▶ Description of the task: Every line of the material that includes the word "JSON" is to be shown.
(Data for this exercise)
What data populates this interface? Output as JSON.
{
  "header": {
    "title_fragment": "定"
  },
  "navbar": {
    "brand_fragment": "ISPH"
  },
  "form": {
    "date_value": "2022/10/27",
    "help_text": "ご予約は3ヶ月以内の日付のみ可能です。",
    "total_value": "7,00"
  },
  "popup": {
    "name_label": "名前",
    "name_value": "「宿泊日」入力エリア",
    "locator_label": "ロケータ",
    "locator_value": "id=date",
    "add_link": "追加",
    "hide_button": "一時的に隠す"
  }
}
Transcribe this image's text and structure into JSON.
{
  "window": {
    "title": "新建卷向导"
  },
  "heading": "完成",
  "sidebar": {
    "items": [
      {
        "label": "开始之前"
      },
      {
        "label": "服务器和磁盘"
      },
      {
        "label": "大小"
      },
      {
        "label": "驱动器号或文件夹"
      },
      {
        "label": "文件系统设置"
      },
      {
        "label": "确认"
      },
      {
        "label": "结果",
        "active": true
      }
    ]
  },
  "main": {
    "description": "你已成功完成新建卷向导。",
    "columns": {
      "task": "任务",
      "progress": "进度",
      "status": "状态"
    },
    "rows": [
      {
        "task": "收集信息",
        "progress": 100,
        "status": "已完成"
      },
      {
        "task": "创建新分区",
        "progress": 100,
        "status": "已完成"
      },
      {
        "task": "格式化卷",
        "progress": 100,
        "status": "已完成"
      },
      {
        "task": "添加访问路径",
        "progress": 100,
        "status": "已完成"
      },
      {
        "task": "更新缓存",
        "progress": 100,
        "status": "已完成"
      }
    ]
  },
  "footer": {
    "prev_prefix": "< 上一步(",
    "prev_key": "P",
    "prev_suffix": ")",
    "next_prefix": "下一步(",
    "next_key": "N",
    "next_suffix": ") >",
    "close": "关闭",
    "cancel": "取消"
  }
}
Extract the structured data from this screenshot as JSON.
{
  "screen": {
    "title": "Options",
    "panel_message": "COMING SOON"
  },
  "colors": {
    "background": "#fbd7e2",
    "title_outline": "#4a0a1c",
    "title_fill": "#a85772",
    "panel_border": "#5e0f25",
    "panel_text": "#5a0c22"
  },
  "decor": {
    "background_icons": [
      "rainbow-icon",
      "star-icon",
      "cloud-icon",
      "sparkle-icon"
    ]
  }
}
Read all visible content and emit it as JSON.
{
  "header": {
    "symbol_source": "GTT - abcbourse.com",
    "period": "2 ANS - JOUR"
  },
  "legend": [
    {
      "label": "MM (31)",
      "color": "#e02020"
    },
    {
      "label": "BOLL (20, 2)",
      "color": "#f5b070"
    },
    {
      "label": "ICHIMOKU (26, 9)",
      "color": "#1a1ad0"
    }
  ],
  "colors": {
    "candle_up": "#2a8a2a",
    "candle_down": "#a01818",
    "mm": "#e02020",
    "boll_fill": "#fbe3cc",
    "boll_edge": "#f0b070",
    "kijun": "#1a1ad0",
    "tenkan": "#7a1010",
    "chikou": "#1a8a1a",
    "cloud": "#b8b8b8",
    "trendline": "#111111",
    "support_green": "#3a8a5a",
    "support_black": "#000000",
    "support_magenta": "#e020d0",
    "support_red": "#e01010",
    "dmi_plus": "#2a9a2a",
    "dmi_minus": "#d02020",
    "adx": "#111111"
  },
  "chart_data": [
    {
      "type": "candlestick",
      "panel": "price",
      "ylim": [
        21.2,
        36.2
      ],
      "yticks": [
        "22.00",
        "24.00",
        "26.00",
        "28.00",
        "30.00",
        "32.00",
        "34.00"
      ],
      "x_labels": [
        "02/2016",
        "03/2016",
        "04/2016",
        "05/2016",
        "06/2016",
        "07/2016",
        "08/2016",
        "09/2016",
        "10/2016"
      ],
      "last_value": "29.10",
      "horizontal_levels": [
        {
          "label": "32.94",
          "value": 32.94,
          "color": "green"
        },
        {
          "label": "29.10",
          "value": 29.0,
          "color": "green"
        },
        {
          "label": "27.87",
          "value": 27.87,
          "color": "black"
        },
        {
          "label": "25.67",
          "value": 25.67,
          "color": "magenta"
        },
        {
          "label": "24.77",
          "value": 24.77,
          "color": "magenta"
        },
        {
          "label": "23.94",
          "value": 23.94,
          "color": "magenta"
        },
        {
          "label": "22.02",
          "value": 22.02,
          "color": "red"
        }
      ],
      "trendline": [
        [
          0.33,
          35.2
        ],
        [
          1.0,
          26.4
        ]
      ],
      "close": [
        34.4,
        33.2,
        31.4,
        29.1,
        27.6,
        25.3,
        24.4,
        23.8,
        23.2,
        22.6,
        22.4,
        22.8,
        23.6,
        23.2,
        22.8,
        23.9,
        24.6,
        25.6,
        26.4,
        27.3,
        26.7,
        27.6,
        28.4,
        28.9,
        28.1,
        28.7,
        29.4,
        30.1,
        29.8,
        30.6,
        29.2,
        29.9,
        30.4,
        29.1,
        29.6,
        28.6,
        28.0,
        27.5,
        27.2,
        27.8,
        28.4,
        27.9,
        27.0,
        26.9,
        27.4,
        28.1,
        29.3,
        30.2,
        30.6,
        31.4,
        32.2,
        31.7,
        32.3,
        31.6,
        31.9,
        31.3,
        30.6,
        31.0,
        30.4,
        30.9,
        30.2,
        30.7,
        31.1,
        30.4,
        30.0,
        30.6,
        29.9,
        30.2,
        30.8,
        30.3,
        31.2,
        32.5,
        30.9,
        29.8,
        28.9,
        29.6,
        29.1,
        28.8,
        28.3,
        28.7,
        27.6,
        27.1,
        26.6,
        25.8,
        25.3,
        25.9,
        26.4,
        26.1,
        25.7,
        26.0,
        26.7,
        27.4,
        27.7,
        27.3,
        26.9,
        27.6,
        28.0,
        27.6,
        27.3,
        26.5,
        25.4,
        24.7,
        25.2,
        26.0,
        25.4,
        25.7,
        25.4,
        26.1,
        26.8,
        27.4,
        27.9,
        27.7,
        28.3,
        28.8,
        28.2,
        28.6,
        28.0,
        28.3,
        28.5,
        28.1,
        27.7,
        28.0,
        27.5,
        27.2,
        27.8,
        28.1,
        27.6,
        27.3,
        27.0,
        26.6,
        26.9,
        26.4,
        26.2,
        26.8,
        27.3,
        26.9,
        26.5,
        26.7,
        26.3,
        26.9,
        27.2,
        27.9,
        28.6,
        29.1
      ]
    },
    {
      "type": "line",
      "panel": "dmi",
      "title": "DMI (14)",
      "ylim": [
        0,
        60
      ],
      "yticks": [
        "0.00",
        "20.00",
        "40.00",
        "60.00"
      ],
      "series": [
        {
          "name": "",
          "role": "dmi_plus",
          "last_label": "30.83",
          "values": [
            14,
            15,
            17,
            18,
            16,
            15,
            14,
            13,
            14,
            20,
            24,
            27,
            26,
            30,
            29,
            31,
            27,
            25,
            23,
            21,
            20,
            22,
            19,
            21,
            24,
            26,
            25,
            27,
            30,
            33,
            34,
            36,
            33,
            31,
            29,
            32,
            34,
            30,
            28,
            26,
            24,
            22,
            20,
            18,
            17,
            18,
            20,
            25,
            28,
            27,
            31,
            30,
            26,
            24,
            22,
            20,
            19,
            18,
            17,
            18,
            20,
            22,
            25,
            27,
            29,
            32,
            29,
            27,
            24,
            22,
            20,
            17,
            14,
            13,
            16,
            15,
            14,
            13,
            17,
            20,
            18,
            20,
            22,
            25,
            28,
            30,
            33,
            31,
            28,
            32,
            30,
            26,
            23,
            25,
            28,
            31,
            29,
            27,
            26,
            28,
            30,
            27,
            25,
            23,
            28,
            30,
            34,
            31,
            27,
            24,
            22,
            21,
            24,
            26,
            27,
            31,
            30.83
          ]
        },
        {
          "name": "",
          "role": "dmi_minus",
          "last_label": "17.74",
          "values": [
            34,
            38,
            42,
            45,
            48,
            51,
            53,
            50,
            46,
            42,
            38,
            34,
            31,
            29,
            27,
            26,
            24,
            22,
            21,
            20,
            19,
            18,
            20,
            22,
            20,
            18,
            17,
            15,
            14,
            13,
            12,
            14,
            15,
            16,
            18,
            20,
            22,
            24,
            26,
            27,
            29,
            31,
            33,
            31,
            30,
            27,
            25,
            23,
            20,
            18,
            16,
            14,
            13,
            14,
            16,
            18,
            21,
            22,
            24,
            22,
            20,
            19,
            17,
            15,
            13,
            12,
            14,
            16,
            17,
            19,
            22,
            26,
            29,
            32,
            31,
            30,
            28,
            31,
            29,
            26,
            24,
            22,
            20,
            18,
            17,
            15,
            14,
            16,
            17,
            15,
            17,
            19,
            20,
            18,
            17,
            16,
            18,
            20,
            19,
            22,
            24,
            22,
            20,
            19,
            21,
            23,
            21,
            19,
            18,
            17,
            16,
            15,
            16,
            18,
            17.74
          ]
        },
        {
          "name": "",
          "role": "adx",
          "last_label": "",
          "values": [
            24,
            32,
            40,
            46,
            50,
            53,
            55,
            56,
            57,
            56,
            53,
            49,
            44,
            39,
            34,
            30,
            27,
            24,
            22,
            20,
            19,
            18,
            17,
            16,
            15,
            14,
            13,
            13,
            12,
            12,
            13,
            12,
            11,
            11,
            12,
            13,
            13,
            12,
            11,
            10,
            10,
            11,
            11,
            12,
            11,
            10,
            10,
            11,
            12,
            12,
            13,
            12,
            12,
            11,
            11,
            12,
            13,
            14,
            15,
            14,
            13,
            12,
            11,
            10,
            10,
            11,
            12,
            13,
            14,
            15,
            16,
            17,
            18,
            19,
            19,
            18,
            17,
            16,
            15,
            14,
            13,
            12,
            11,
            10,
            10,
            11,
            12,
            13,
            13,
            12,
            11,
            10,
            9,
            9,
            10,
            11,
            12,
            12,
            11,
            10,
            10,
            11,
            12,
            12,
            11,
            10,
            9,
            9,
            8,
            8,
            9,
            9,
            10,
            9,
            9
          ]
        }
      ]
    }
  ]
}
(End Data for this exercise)
▶ The completed task:
What data populates this interface? Output as JSON.
Transcribe this image's text and structure into JSON.
Extract the structured data from this screenshot as JSON.
Read all visible content and emit it as JSON.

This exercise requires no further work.